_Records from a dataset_

++++++++

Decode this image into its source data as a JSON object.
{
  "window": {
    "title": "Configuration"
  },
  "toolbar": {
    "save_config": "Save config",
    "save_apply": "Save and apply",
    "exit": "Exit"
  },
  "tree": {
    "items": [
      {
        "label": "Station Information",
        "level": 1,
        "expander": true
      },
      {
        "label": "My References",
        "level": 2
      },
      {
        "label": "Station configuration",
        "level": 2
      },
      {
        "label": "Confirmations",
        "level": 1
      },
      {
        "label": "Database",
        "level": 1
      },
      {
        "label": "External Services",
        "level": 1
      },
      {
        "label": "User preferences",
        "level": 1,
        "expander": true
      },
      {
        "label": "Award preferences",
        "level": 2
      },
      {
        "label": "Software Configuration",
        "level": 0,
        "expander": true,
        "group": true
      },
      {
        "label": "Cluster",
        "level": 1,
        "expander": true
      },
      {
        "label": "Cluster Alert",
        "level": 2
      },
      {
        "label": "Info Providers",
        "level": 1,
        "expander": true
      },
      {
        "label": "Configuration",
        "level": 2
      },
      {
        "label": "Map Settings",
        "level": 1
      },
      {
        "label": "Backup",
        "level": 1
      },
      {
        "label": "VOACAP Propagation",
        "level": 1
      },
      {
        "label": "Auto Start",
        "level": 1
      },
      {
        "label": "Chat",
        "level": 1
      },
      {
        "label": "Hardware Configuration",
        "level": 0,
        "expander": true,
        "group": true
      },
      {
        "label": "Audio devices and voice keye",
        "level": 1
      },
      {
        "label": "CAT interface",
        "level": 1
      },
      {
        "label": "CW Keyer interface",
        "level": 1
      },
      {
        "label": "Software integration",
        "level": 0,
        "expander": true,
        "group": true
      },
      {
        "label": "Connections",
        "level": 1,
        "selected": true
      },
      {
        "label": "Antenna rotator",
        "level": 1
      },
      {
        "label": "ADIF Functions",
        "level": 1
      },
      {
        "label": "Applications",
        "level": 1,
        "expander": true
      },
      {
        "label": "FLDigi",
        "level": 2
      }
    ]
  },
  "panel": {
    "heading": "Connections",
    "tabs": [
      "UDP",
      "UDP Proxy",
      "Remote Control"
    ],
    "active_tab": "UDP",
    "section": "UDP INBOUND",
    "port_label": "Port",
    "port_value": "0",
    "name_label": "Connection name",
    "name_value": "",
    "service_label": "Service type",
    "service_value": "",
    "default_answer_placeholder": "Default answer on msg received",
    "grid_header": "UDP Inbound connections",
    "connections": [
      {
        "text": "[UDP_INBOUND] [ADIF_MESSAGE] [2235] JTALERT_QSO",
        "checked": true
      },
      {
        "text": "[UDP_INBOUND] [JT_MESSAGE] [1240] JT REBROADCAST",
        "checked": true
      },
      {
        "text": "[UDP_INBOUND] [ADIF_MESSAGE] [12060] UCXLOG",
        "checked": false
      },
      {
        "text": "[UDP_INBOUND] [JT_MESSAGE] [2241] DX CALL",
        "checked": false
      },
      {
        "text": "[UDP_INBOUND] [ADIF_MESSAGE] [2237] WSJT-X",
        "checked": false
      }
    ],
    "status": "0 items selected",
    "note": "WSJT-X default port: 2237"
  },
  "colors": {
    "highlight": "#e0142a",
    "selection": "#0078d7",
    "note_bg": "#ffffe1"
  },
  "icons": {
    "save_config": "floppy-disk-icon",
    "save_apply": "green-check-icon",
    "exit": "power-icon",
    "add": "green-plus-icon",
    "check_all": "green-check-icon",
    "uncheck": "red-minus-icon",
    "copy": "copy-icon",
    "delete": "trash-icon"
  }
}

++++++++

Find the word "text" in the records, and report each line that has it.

_Exercise response_
        "text": "[UDP_INBOUND] [ADIF_MESSAGE] [2235] JTALERT_QSO",
        "text": "[UDP_INBOUND] [JT_MESSAGE] [1240] JT REBROADCAST",
        "text": "[UDP_INBOUND] [ADIF_MESSAGE] [12060] UCXLOG",
        "text": "[UDP_INBOUND] [JT_MESSAGE] [2241] DX CALL",
        "text": "[UDP_INBOUND] [ADIF_MESSAGE] [2237] WSJT-X",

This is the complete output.